The Defense Department has slashed the cost estimate for a rudimentary ``star wars'' antimissile defensive system from $115 billion to $69 billion, the Pentagon announced yesterday. The department, in a prepared statement and in testimony by top officials at a congressional hearing, said the Defense Acquisition Board had completed an annual review of the program on Tuesday and approved a series of restructuring moves.
The announcement did not set a timetable for initial deployment of President Reagan's Strategic Defense Initiative (SDI), saying US leaders could make decisions in the early to mid-1990s ``contingent on adequate funding levels.''
Defense officials have said initial deployment of even a partial defense could not be made before the late 1990s.
Although the Reagan administration has pushed hard for research funding on the controversial program, known as star wars, Congress has made sharp spending cuts over the past three years, and critics have said major questions remain on whether such a defense system would work.
Although Reagan announced in 1983 he was starting a program he hoped would protect the American population from attack, experts now say any initial deployment would attempt to protect only some US ground-based missile sites from a limited or accidental attack.

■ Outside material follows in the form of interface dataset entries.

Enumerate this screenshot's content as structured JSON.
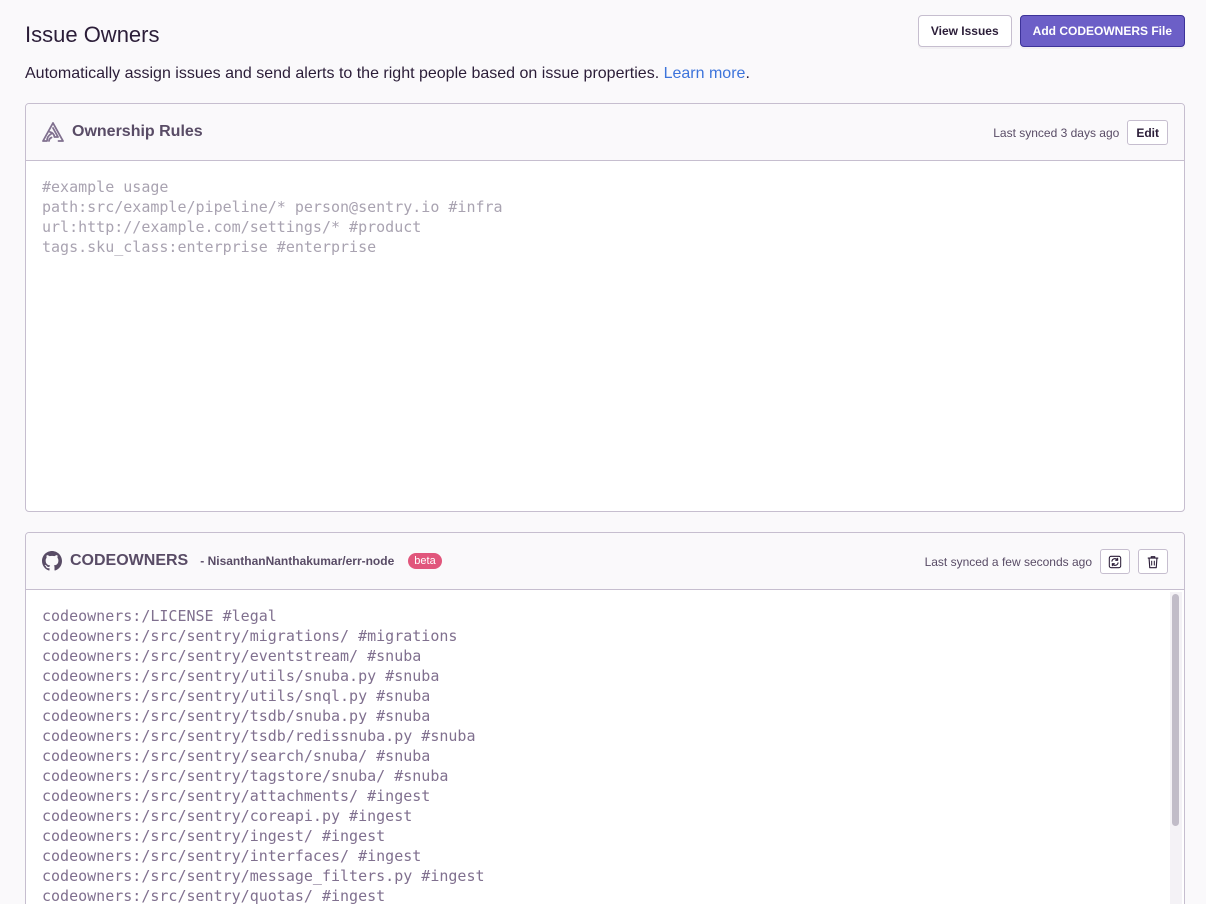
{
  "page": {
    "title": "Issue Owners",
    "description": "Automatically assign issues and send alerts to the right people based on issue properties.",
    "learn_more": "Learn more",
    "period": "."
  },
  "actions": {
    "view_issues": "View Issues",
    "add_codeowners": "Add CODEOWNERS File"
  },
  "ownership_rules": {
    "icon": "sentry-logo-icon",
    "title": "Ownership Rules",
    "last_synced": "Last synced 3 days ago",
    "edit_label": "Edit",
    "placeholder": "#example usage\npath:src/example/pipeline/* person@sentry.io #infra\nurl:http://example.com/settings/* #product\ntags.sku_class:enterprise #enterprise"
  },
  "codeowners": {
    "icon": "github-icon",
    "title": "CODEOWNERS",
    "repo": "- NisanthanNanthakumar/err-node",
    "badge": "beta",
    "last_synced": "Last synced a few seconds ago",
    "refresh_icon": "refresh-icon",
    "delete_icon": "trash-icon",
    "content": "codeowners:/LICENSE #legal\ncodeowners:/src/sentry/migrations/ #migrations\ncodeowners:/src/sentry/eventstream/ #snuba\ncodeowners:/src/sentry/utils/snuba.py #snuba\ncodeowners:/src/sentry/utils/snql.py #snuba\ncodeowners:/src/sentry/tsdb/snuba.py #snuba\ncodeowners:/src/sentry/tsdb/redissnuba.py #snuba\ncodeowners:/src/sentry/search/snuba/ #snuba\ncodeowners:/src/sentry/tagstore/snuba/ #snuba\ncodeowners:/src/sentry/attachments/ #ingest\ncodeowners:/src/sentry/coreapi.py #ingest\ncodeowners:/src/sentry/ingest/ #ingest\ncodeowners:/src/sentry/interfaces/ #ingest\ncodeowners:/src/sentry/message_filters.py #ingest\ncodeowners:/src/sentry/quotas/ #ingest"
  },
  "colors": {
    "primary": "#6c5fc7",
    "link": "#3d74db",
    "badge": "#e1567c"
  }
}
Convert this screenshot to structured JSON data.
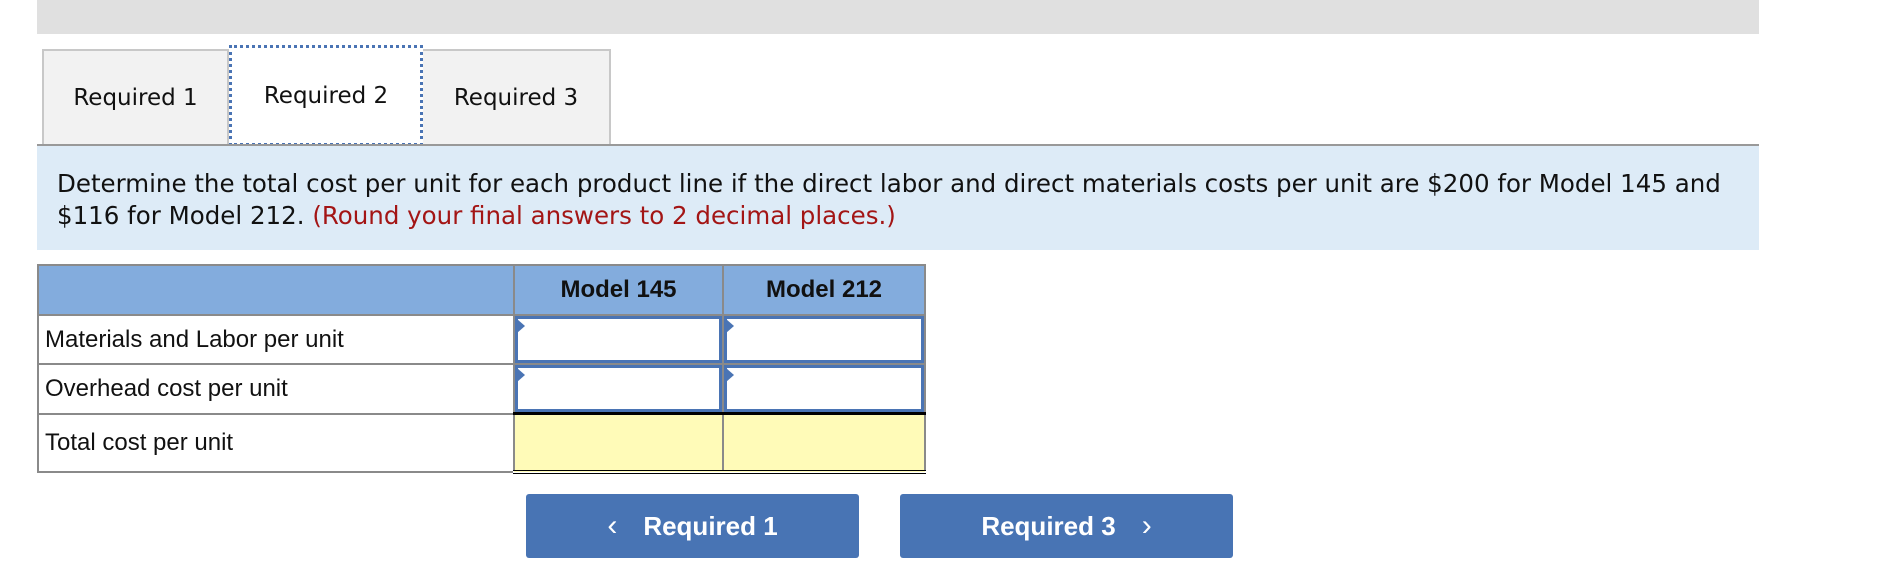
{
  "tabs": [
    {
      "label": "Required 1",
      "active": false
    },
    {
      "label": "Required 2",
      "active": true
    },
    {
      "label": "Required 3",
      "active": false
    }
  ],
  "instructions": {
    "text": "Determine the total cost per unit for each product line if the direct labor and direct materials costs per unit are $200 for Model 145 and $116 for Model 212.",
    "note": "(Round your final answers to 2 decimal places.)"
  },
  "table": {
    "headers": [
      "",
      "Model 145",
      "Model 212"
    ],
    "rows": [
      {
        "label": "Materials and Labor per unit",
        "values": [
          "",
          ""
        ]
      },
      {
        "label": "Overhead cost per unit",
        "values": [
          "",
          ""
        ]
      },
      {
        "label": "Total cost per unit",
        "values": [
          "",
          ""
        ]
      }
    ]
  },
  "nav": {
    "prev_label": "Required 1",
    "next_label": "Required 3",
    "prev_icon": "‹",
    "next_icon": "›"
  },
  "colors": {
    "accent": "#4874b4",
    "header_bg": "#83acdd",
    "panel_bg": "#ddebf7",
    "total_bg": "#fffbb8",
    "note_red": "#a31515"
  }
}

The Defense Acquisition Board, a panel of experts headed by Defense Undersecretary for Acquisition Robert Costello, reports to the Pentagon leadership on research programs. The board met two days ago as part of its annual SDI review, the Pentagon said.
The board reduced the estimated initial cost of a simple system of space-based interceptors, small missiles which can be fired at attacking missiles, from $52 billion to $18 billion.
That savings, the Pentagon said, would reduce the first-phase deployment of a ground and space-based system of interceptors to an estimated total of $69 billion.
Asked if the cost-estimates might mean earlier initial deployment of any star-wars system, one defense official said:
``It is premature to discuss specific deployment schedules. The decision to deploy a strategic defense system will be made by future national leaders in the early to mid-1990s, contingent upon adequate funding levels.''
A study group headed by SDI Chief Scientist O'Dean Judd recommended modifications in the first-phase system to cut in half the number of small defensive missiles, known as ``smart rocks'' based in space and at the same time increasing by 70 percent the number of interceptor missiles based on the ground.
The Pentagon said Defense Secretary Frank Carlucci told the board to continue concentrating on space-based defense system but stressed that there had been no change in Reagan's orders to comply with the 1972 US-Soviet Antiballistic Missile Treaty.